-- PROBLEM TO SOLVE --
Your copy should repeat each record below exactly and contain no images.

:::::

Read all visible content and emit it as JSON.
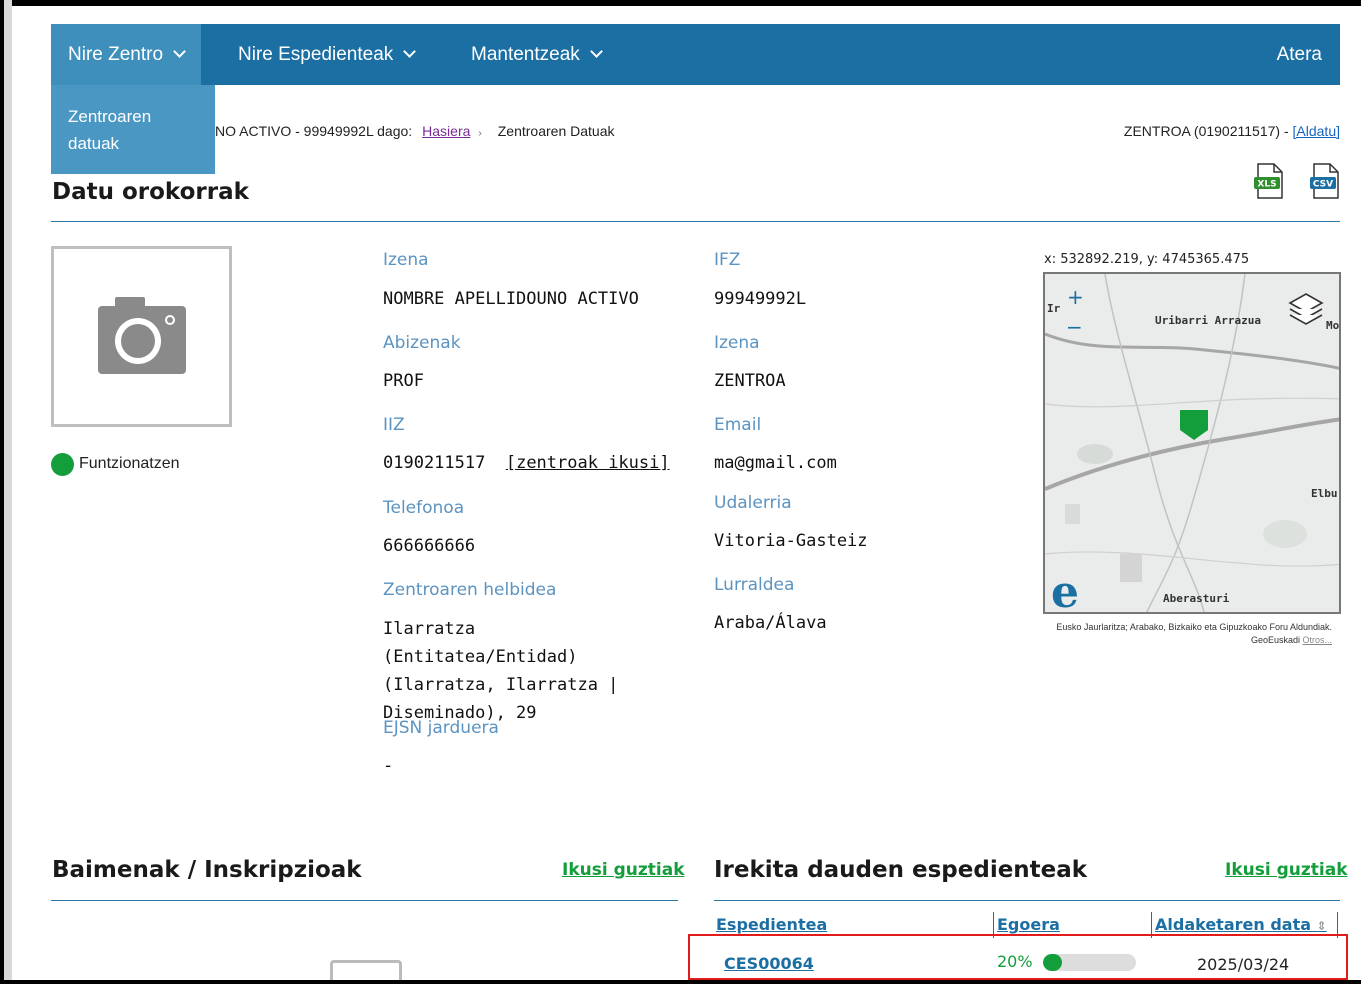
{
  "nav": {
    "items": [
      {
        "label": "Nire Zentro"
      },
      {
        "label": "Nire Espedienteak"
      },
      {
        "label": "Mantentzeak"
      }
    ],
    "exit": "Atera",
    "dropdown": {
      "item": "Zentroaren datuak"
    }
  },
  "breadcrumb": {
    "prefix": "NO ACTIVO - 99949992L dago:",
    "home": "Hasiera",
    "separator": "›",
    "current": "Zentroaren Datuak"
  },
  "center": {
    "info": "ZENTROA (0190211517) - ",
    "change": "[Aldatu]"
  },
  "export": {
    "xls": "XLS",
    "csv": "CSV"
  },
  "general": {
    "title": "Datu orokorrak",
    "status": "Funtzionatzen",
    "status_color": "#149d3b",
    "name_label": "Izena",
    "name_value": "NOMBRE APELLIDOUNO ACTIVO",
    "surname_label": "Abizenak",
    "surname_value": "PROF",
    "iiz_label": "IIZ",
    "iiz_value": "0190211517",
    "iiz_link": "[zentroak ikusi]",
    "phone_label": "Telefonoa",
    "phone_value": "666666666",
    "address_label": "Zentroaren helbidea",
    "address_value": "Ilarratza (Entitatea/Entidad) (Ilarratza, Ilarratza | Diseminado), 29",
    "ejsn_label": "EJSN jarduera",
    "ejsn_value": "-",
    "ifz_label": "IFZ",
    "ifz_value": "99949992L",
    "center_name_label": "Izena",
    "center_name_value": "ZENTROA",
    "email_label": "Email",
    "email_value": "ma@gmail.com",
    "municipality_label": "Udalerria",
    "municipality_value": "Vitoria-Gasteiz",
    "territory_label": "Lurraldea",
    "territory_value": "Araba/Álava"
  },
  "map": {
    "coords": "x: 532892.219, y: 4745365.475",
    "zoom_in": "+",
    "zoom_out": "−",
    "place1": "Uribarri Arrazua",
    "place2": "Aberasturi",
    "place3": "Elbu",
    "place4": "Mo",
    "place5": "Ir",
    "logo": "e",
    "attribution": "Eusko Jaurlaritza; Arabako, Bizkaiko eta Gipuzkoako Foru Aldundiak. GeoEuskadi",
    "attribution_link": "Otros..."
  },
  "permits": {
    "title": "Baimenak / Inskripzioak",
    "see_all": "Ikusi guztiak"
  },
  "open_files": {
    "title": "Irekita dauden espedienteak",
    "see_all": "Ikusi guztiak",
    "columns": [
      "Espedientea",
      "Egoera",
      "Aldaketaren data"
    ],
    "sort_icon": "⇕",
    "rows": [
      {
        "file": "CES00064",
        "progress_label": "20%",
        "progress": 0.2,
        "date": "2025/03/24"
      }
    ]
  }
}
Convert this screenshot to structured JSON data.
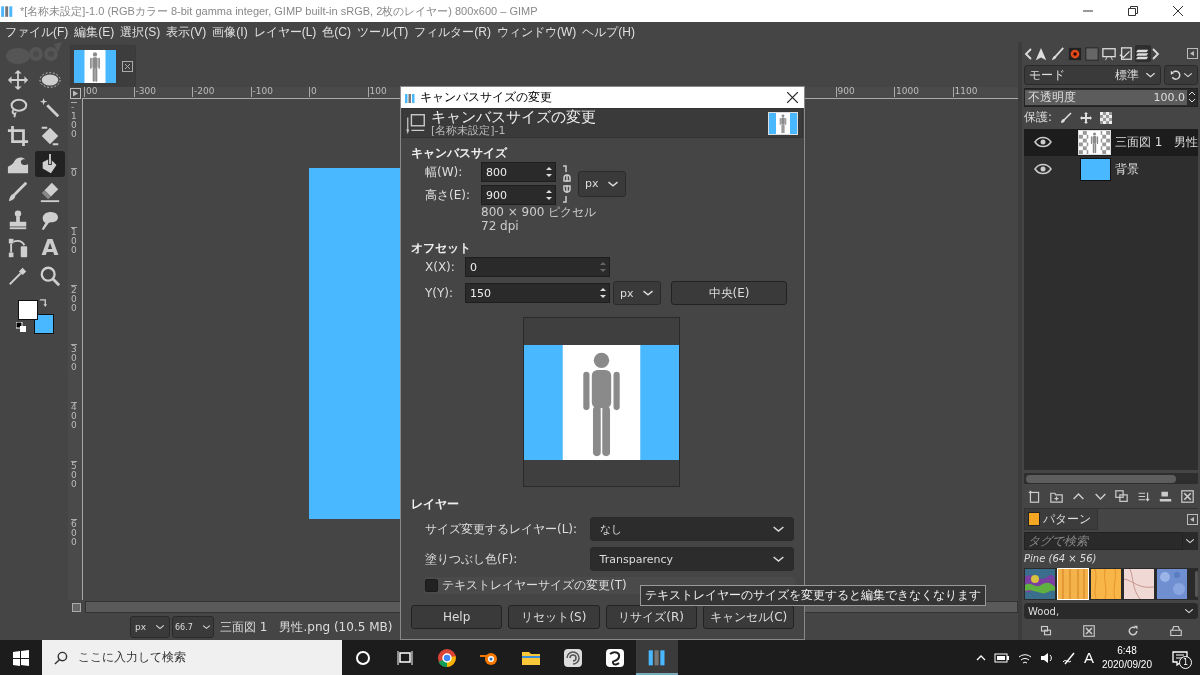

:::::

-- OUTPUT OF THE TASK --
Read all visible content and emit it as JSON.
{
  "nav": {
    "items": [
      {
        "label": "Nire Zentro"
      },
      {
        "label": "Nire Espedienteak"
      },
      {
        "label": "Mantentzeak"
      }
    ],
    "exit": "Atera",
    "dropdown": {
      "item": "Zentroaren datuak"
    }
  },
  "breadcrumb": {
    "prefix": "NO ACTIVO - 99949992L dago:",
    "home": "Hasiera",
    "separator": "›",
    "current": "Zentroaren Datuak"
  },
  "center": {
    "info": "ZENTROA (0190211517) - ",
    "change": "[Aldatu]"
  },
  "export": {
    "xls": "XLS",
    "csv": "CSV"
  },
  "general": {
    "title": "Datu orokorrak",
    "status": "Funtzionatzen",
    "status_color": "#149d3b",
    "name_label": "Izena",
    "name_value": "NOMBRE APELLIDOUNO ACTIVO",
    "surname_label": "Abizenak",
    "surname_value": "PROF",
    "iiz_label": "IIZ",
    "iiz_value": "0190211517",
    "iiz_link": "[zentroak ikusi]",
    "phone_label": "Telefonoa",
    "phone_value": "666666666",
    "address_label": "Zentroaren helbidea",
    "address_value": "Ilarratza (Entitatea/Entidad) (Ilarratza, Ilarratza | Diseminado), 29",
    "ejsn_label": "EJSN jarduera",
    "ejsn_value": "-",
    "ifz_label": "IFZ",
    "ifz_value": "99949992L",
    "center_name_label": "Izena",
    "center_name_value": "ZENTROA",
    "email_label": "Email",
    "email_value": "ma@gmail.com",
    "municipality_label": "Udalerria",
    "municipality_value": "Vitoria-Gasteiz",
    "territory_label": "Lurraldea",
    "territory_value": "Araba/Álava"
  },
  "map": {
    "coords": "x: 532892.219, y: 4745365.475",
    "zoom_in": "+",
    "zoom_out": "−",
    "place1": "Uribarri Arrazua",
    "place2": "Aberasturi",
    "place3": "Elbu",
    "place4": "Mo",
    "place5": "Ir",
    "logo": "e",
    "attribution": "Eusko Jaurlaritza; Arabako, Bizkaiko eta Gipuzkoako Foru Aldundiak. GeoEuskadi",
    "attribution_link": "Otros..."
  },
  "permits": {
    "title": "Baimenak / Inskripzioak",
    "see_all": "Ikusi guztiak"
  },
  "open_files": {
    "title": "Irekita dauden espedienteak",
    "see_all": "Ikusi guztiak",
    "columns": [
      "Espedientea",
      "Egoera",
      "Aldaketaren data"
    ],
    "sort_icon": "⇕",
    "rows": [
      {
        "file": "CES00064",
        "progress_label": "20%",
        "progress": 0.2,
        "date": "2025/03/24"
      }
    ]
  }
}
Convert this screenshot to structured JSON data.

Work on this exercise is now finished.